RECORDS TO USE:
++++++

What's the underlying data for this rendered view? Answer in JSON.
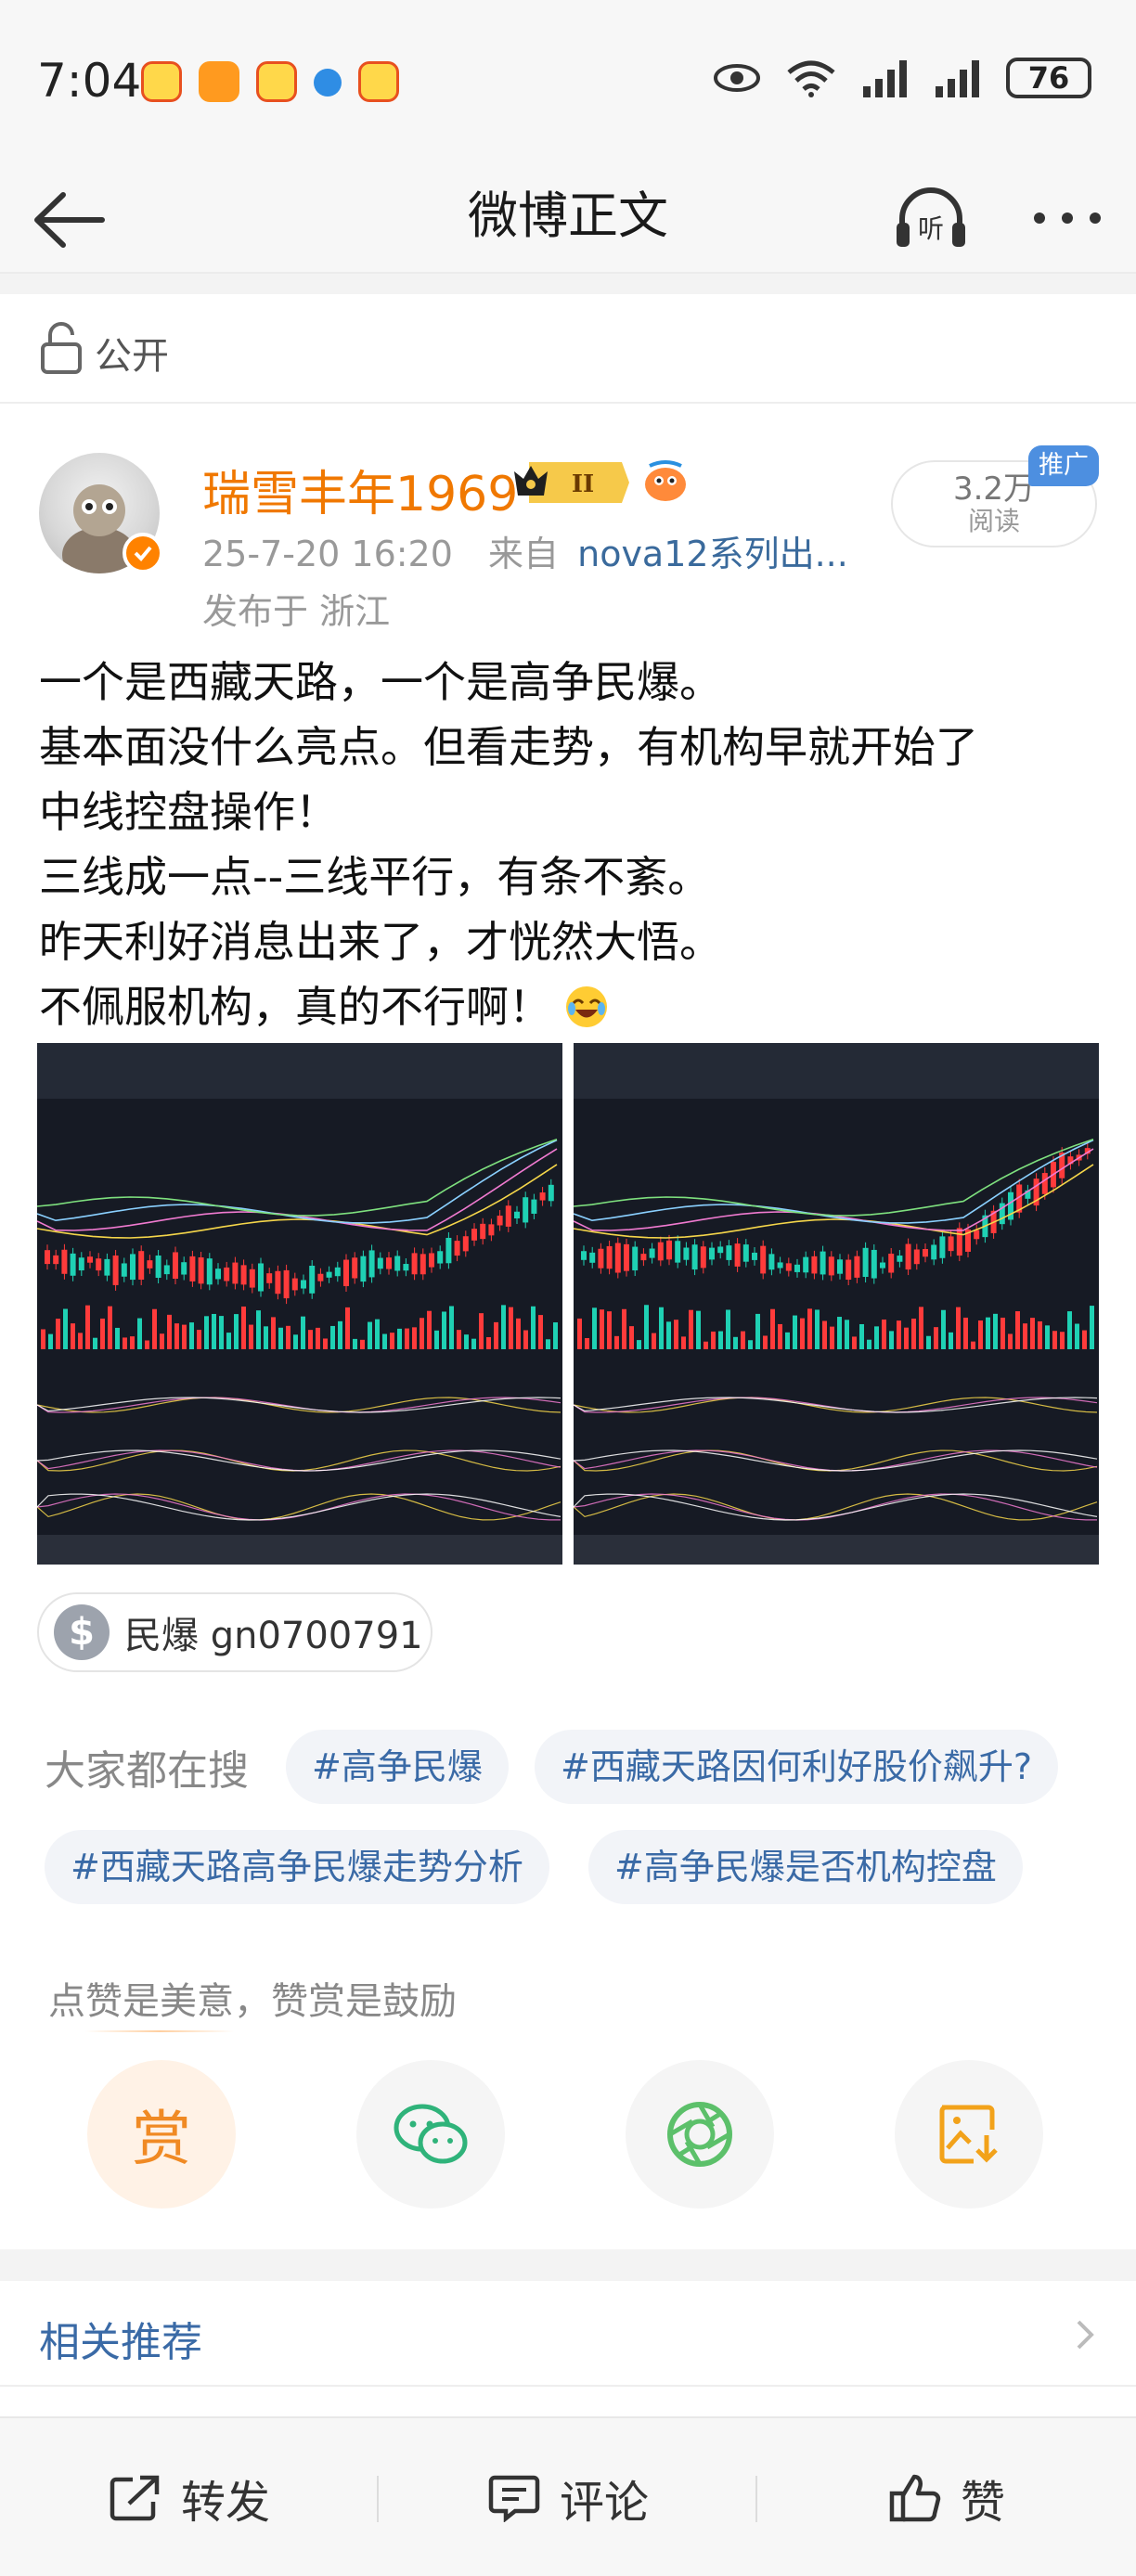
{
  "status_bar": {
    "time": "7:04",
    "battery": "76"
  },
  "nav": {
    "title": "微博正文",
    "listen_icon": "headphone-listen-icon",
    "listen_label": "听"
  },
  "visibility": {
    "label": "公开"
  },
  "post": {
    "author": "瑞雪丰年1969",
    "vip_level": "II",
    "meta": {
      "time": "25-7-20 16:20",
      "from_label": "来自",
      "source": "nova12系列出..."
    },
    "location": "发布于 浙江",
    "views": {
      "count": "3.2万",
      "label": "阅读",
      "promo_tag": "推广"
    },
    "body_lines": [
      "一个是西藏天路，一个是高争民爆。",
      "基本面没什么亮点。但看走势，有机构早就开始了",
      "中线控盘操作！",
      "三线成一点--三线平行，有条不紊。",
      "昨天利好消息出来了，才恍然大悟。",
      "不佩服机构，真的不行啊！"
    ],
    "stock_tag": {
      "symbol": "$",
      "label": "民爆 gn0700791"
    }
  },
  "hot_search": {
    "title": "大家都在搜",
    "chips": [
      "#高争民爆",
      "#西藏天路因何利好股价飙升?",
      "#西藏天路高争民爆走势分析",
      "#高争民爆是否机构控盘"
    ]
  },
  "reward": {
    "hint": "点赞是美意，赞赏是鼓励",
    "reward_char": "赏"
  },
  "related": {
    "label": "相关推荐"
  },
  "actions": {
    "repost": "转发",
    "comment": "评论",
    "like": "赞"
  },
  "colors": {
    "brand_orange": "#f07800",
    "link_blue": "#3a6aa6",
    "promo_blue": "#4d8fe0"
  }
}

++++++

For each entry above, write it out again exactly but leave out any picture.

What's the underlying data for this rendered view? Answer in JSON.
{
  "status_bar": {
    "time": "7:04",
    "battery": "76"
  },
  "nav": {
    "title": "微博正文",
    "listen_icon": "headphone-listen-icon",
    "listen_label": "听"
  },
  "visibility": {
    "label": "公开"
  },
  "post": {
    "author": "瑞雪丰年1969",
    "vip_level": "II",
    "meta": {
      "time": "25-7-20 16:20",
      "from_label": "来自",
      "source": "nova12系列出..."
    },
    "location": "发布于 浙江",
    "views": {
      "count": "3.2万",
      "label": "阅读",
      "promo_tag": "推广"
    },
    "body_lines": [
      "一个是西藏天路，一个是高争民爆。",
      "基本面没什么亮点。但看走势，有机构早就开始了",
      "中线控盘操作！",
      "三线成一点--三线平行，有条不紊。",
      "昨天利好消息出来了，才恍然大悟。",
      "不佩服机构，真的不行啊！"
    ],
    "stock_tag": {
      "symbol": "$",
      "label": "民爆 gn0700791"
    }
  },
  "hot_search": {
    "title": "大家都在搜",
    "chips": [
      "#高争民爆",
      "#西藏天路因何利好股价飙升?",
      "#西藏天路高争民爆走势分析",
      "#高争民爆是否机构控盘"
    ]
  },
  "reward": {
    "hint": "点赞是美意，赞赏是鼓励",
    "reward_char": "赏"
  },
  "related": {
    "label": "相关推荐"
  },
  "actions": {
    "repost": "转发",
    "comment": "评论",
    "like": "赞"
  },
  "colors": {
    "brand_orange": "#f07800",
    "link_blue": "#3a6aa6",
    "promo_blue": "#4d8fe0"
  }
}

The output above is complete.